<p>Currency dealers have blamed the impending International Monetary Fund programme, trade deficit, and political uncertainty. AFP/File</p>

Currency dealers have blamed the impending International Monetary Fund programme, trade deficit, and political uncertainty. AFP/File

KARACHI: The rupee continued its downward slide against the dollar in the interbank market on Wednesday as it reached a new all-time low of Rs197.75 against the greenback. The dollar value was increased by Rs2.01 in the interbank market.

This is the tenth consecutive downward session after the rupee closed at an all-time low of Rs195.74 against the greenback in the inter-bank market on Tuesday, according to the State Bank of Pakistan.

There are two trade markets, open and interbank, which run on confidence. The rates of currencies are one to two rupees less in the interbank market to support the trade and investors.

While the dollar was being traded at Rs201 in the open market. Trading is still under way. Another meeting of high officials and Forex Association officials are also expected on Wednesday (today), as the latter has called for imposing a ban on the import of “unnecessary items” in order to decrease the trade deficit.

Imran Sultan, the business editor of Aaj News, termed the apparent further decrease in the rupee value as “highly speculative”. He wondered who would now come to market to buy dollars.

Sultan was of the view that the people were now afraid. “Only the political uncertainty is now prevailing… and this is damaging Pakistan’s economy,” he said while talking to Aaj News.

He stressed the need for improving the country’s political system in order to strengthen the economy, adding that both things are related to each other.

Currency dealers have blamed the impending International Monetary Fund programme, trade deficit, and political uncertainty. In addition, the government’s decision to keep local oil prices unchanged signalled an erosion of the country’s finances and further swelling of the external account. This factor in particular has mounted pressure on the local currency.

Pakistan and the global lender are expected to kick start the talks on the revival of the loan programme in Doha, Qatar on Wednesday (today), Aaj News reported. The IMF has many times asked the government to end the fuel and power subsidies, which were announced by the former prime minister Imran Khan.

The Pakistani delegation is led by the finance secretary in talks with IMF, which are expected to continue till May 25. The country is expected to request the global lender to immediately release the $1 billion loan.

The government on Sunday announced its decision to not withdraw the petrol subsidies “for now”. Due to changing circumstances and international oil prices, the government may have to revisit the decision soon, according to Finance czar Miftah Ismail.

After hitting seven-week highs, oil prices slumped 2% on Tuesday as Reuters reported that the United States could ease some restrictions on Venezuela’s government, raising hopes that the market could see some additional supplies.

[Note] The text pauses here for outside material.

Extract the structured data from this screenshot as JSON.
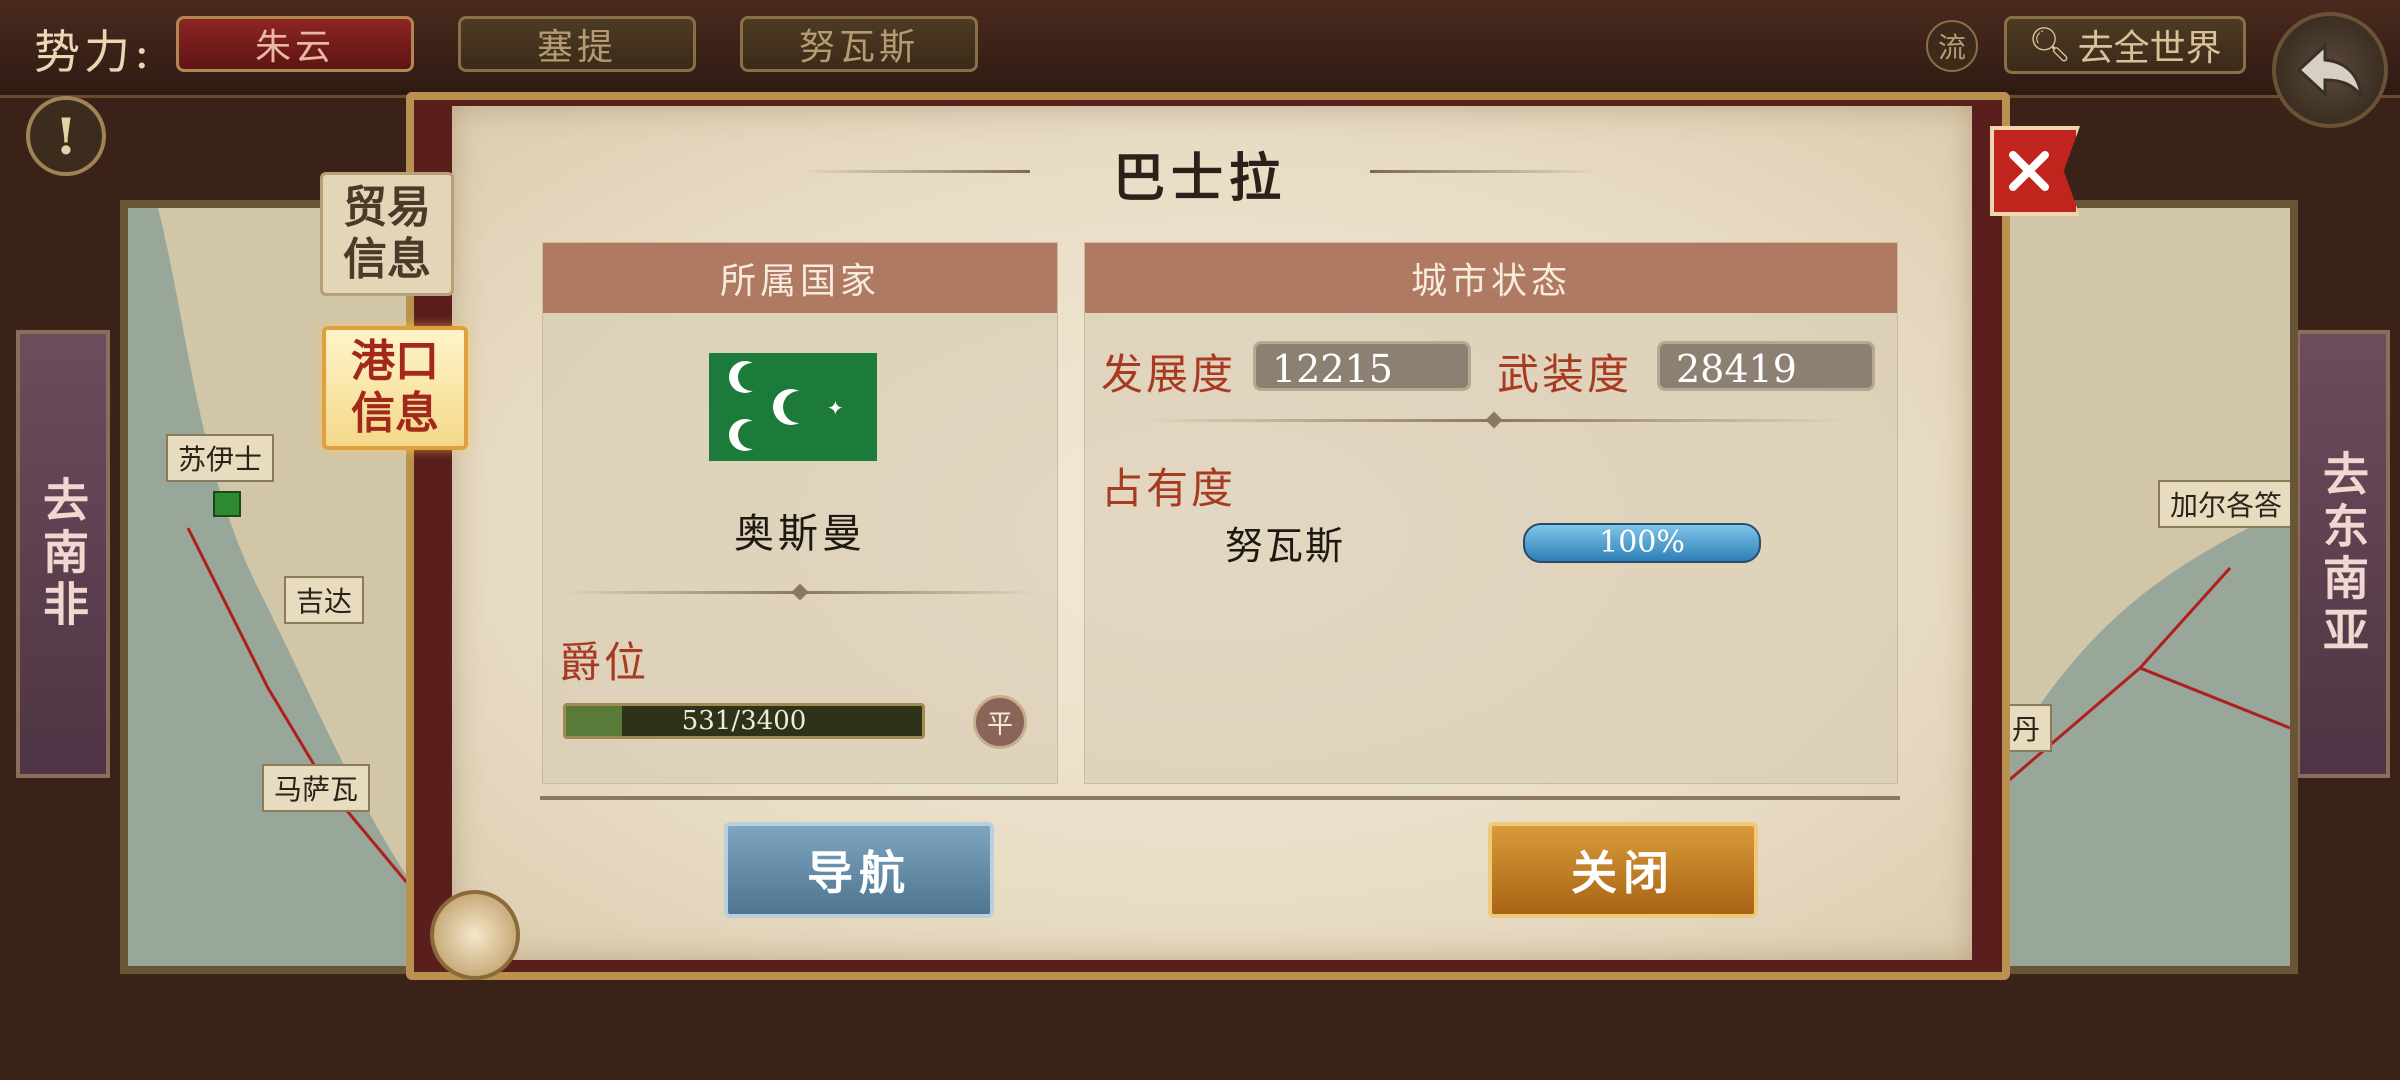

Prices also fell after Federal Reserve Chairman Jerome Powell warned the economy could be hurt by attempts to reduce inflation.

Brent crude fell $2.31, or 2%, to settle at $111.93 a barrel, and US West Texas Intermediate (WTI) crude fell $1.8, or 1.6%, to settle at $112.40 a barrel.


The direct impact of the rupee devaluing will result in increased oil prices which will eventually jack up the inflation rate because fuel import is the biggest chunk of the country’s import bill. And, the Russia-Ukraine war, which disturbed the oil prices, is not showing any signs of slowing down.

Electricity, food, and fares are going to be high if such a trend continues. Like other parts of the world, the country is also feeling the economic impact of the coronavirus pandemic.

More to follow